▶ _WORK TASK_
Gather from the listing below each line that includes the word "this", and copy it.

--*--

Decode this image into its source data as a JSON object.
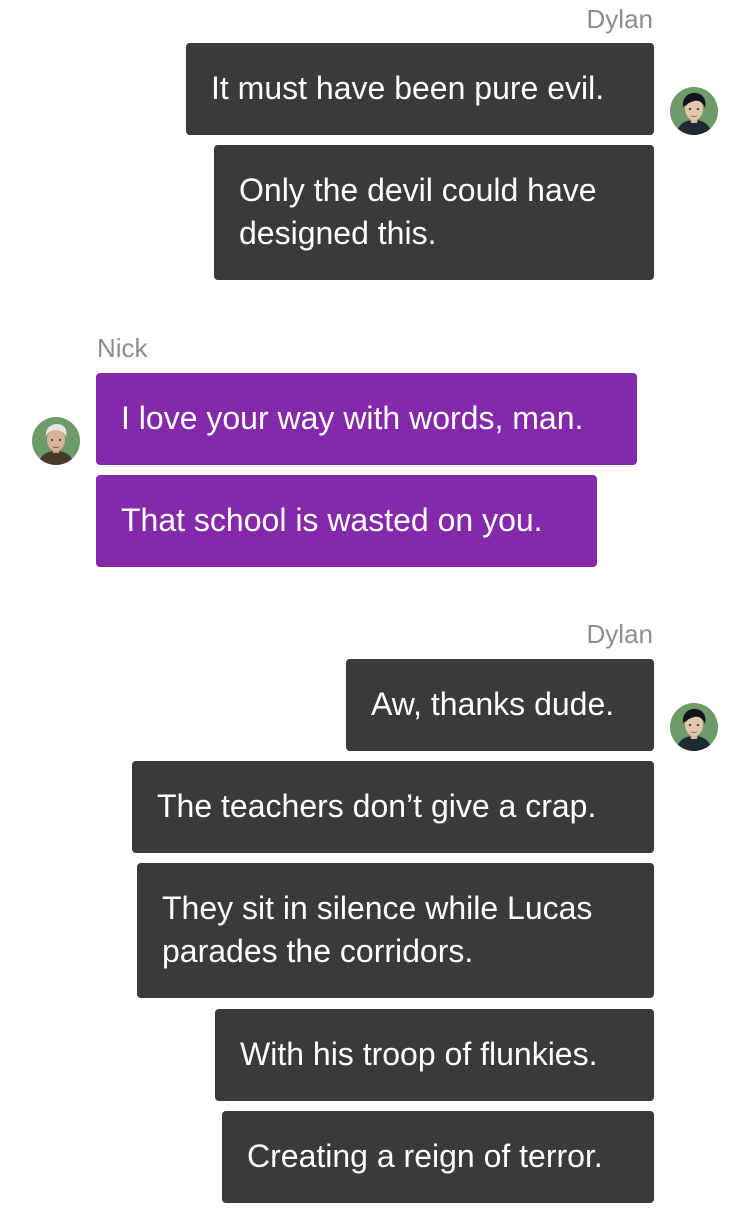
{
  "conversation": {
    "groups": [
      {
        "sender": "Dylan",
        "avatar_icon": "dylan-avatar-icon",
        "messages": [
          "It must have been pure evil.",
          "Only the devil could have designed this."
        ]
      },
      {
        "sender": "Nick",
        "avatar_icon": "nick-avatar-icon",
        "messages": [
          "I love your way with words, man.",
          "That school is wasted on you."
        ]
      },
      {
        "sender": "Dylan",
        "avatar_icon": "dylan-avatar-icon",
        "messages": [
          "Aw, thanks dude.",
          "The teachers don’t give a crap.",
          "They sit in silence while Lucas parades the corridors.",
          "With his troop of flunkies.",
          "Creating a reign of terror."
        ]
      }
    ]
  },
  "colors": {
    "sent_bubble": "#3a3a3a",
    "received_bubble": "#8429a9",
    "sender_name": "#8e8e8e",
    "background": "#ffffff"
  }
}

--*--

▶ _REPLY TO THE EXERCISE_
Decode this image into its source data as a JSON object.
          "Only the devil could have designed this."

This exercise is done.